I remember the day I learned that Spain had lived a Civil War in the 20th century, and I remember learning that the country had been ruled by a dictator, Francisco Franco. I was 10 years-old sitting on my Spanish grandparent’s floor the summer of 2005 watching T.V. as my Abuelo repaired something that had broken. A preview of the documentary that was going to be aired that evening was playing, and I was confused. “Spain had a Civil War, Abuelo?” I asked. “Yes, mi niña. It was an awful war…” I was stunned. My beautiful country had lived those horrors? My grandparent’s parents lived through poverty and famine? Even family members were shot and killed for fighting for the Second Republic. I recently learned that my Spanish great-grandmother, for the rest of her life, lived in fear of running out of food in the house and kept a cupboard filled just in case.Continue reading “Election Day: The Experiment of Democracy”
When Sex and the City ended its series with Carrie Bradshaw in Paris, the city of love, I didn’t really expect for Darren Star to try to take on the city again. Don’t get me wrong, even though Sex and the City has a lot of issues throughout the series, it was a show I watched when I first moved to Paris and something I could relate to. Miranda’s headstrong, intelligent, independent character, Charlotte’s head in the clouds innocence, Samantha’s sexy attitude and Carrie being a writer. Somehow, I saw myself in all of those characters. With age, comes wisdom, and today I watch the show with a different opinion.
With Emily in Paris, I did not once see myself in Emily. From the wide-eyed wonder of Paris, to the fashion, to even her struggles… as a foreigner living in Paris, I just could not relate. As a woman, Emily’s personality was off-putting. When I looked up the production team, everything made sense. Most of the people behind the scenes are men, and this whole season just felt like what a man believes a woman’s fantasy of Paris to be… and a boomer writing what they believe young women today are like. Emily felt like the modern version of Carrie Bradshaw… and oh boy, can I tell you that women are more complex than that. Another thing that truly bothered me was the whole idea of influencers. The whole debate around the new way of marketing could be a whole other blog post, because I actually do believe that society writes them off. What I didn’t like was how this show made the days when people came to Paris to study art, cinema, history and literature seem so distant…
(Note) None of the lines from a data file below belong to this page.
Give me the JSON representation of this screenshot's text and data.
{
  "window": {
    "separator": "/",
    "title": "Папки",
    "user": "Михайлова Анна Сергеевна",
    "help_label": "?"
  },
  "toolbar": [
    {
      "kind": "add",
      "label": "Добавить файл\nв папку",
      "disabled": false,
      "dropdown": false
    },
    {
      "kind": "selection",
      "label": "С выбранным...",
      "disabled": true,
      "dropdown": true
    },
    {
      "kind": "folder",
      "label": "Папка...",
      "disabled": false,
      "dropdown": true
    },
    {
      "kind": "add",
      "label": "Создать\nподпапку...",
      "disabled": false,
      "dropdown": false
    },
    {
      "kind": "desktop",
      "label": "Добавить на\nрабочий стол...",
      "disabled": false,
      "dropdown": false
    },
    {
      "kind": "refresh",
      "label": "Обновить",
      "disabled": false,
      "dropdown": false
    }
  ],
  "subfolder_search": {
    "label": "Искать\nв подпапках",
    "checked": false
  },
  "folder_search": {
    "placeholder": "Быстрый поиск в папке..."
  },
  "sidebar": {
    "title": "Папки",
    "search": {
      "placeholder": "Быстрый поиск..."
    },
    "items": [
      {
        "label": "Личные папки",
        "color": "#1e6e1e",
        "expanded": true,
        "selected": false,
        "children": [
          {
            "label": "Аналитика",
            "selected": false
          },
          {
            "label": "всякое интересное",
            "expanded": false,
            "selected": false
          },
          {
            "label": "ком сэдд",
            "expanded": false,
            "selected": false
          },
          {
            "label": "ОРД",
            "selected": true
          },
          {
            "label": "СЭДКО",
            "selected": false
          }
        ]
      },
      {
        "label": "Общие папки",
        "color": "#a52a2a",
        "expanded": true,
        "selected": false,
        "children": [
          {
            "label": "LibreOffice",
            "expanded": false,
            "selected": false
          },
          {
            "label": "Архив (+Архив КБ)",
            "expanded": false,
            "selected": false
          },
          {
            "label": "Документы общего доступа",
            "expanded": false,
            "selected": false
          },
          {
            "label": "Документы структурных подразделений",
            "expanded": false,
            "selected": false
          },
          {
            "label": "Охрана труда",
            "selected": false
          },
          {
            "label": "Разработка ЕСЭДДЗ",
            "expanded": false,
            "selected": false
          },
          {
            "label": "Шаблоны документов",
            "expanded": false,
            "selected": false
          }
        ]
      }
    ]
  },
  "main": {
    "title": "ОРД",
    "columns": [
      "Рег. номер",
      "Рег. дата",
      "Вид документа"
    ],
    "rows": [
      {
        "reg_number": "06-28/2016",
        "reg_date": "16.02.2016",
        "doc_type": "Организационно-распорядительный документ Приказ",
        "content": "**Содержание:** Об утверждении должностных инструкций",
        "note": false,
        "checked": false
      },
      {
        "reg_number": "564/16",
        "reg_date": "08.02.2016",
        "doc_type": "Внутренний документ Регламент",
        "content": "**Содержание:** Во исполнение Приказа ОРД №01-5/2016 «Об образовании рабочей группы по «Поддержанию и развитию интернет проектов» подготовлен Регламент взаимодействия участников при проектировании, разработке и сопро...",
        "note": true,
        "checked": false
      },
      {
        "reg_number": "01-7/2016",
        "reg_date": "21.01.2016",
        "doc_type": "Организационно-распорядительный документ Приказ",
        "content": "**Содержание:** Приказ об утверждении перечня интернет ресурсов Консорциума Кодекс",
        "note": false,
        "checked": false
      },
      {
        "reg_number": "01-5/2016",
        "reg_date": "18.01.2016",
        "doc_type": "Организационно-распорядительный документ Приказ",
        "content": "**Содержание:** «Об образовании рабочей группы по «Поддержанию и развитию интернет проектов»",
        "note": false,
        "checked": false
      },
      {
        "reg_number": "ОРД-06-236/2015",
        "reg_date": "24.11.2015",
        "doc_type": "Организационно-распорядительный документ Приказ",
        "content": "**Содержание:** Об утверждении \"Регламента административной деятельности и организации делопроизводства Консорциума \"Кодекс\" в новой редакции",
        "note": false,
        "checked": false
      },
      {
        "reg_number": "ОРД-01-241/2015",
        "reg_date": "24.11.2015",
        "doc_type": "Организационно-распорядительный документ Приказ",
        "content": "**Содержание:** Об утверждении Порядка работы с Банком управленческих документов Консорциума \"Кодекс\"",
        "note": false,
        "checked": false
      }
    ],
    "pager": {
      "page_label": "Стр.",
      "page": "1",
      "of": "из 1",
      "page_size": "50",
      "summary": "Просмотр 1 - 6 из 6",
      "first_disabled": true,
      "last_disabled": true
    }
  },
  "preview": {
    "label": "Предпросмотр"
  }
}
What I can’t deny is that the show was a sense of escapism during this time of uncertainty. The scenery made me fall in love with Paris all over again. I didn’t stop talking to myself (“oh! I know that place!”). It motivated me to go out and take more pictures of this photogenic city. Seeing multiple people’s in-love reactions to the show on Twitter and Facebook because it takes place in Paris, made me, again, realize how lucky I am to live in this city. Yet, for me, there were a few big mishaps with the show that I believe could have been handled better (and even would have made for outstanding stories) and things that just… were presented poorly.Continue reading “Emily’s Parisian Fantasy: 10 Things Emily in Paris Got Wrong”
Parfois, exister dans la liberté est plus douloureux que rester dans le confortable.
Sometimes, existing in freedom hurts more than staying in what is comfortable.
I have officially finished my first year of my master’s degree at the Sorbonne. These past few years of school have been such a ride that I have decided to take a year off. I wanted to share what having spent the past four years at university meant for me, because they taught me so much more than just history. Continue reading “Au Revoir La Sorbonne… For Now”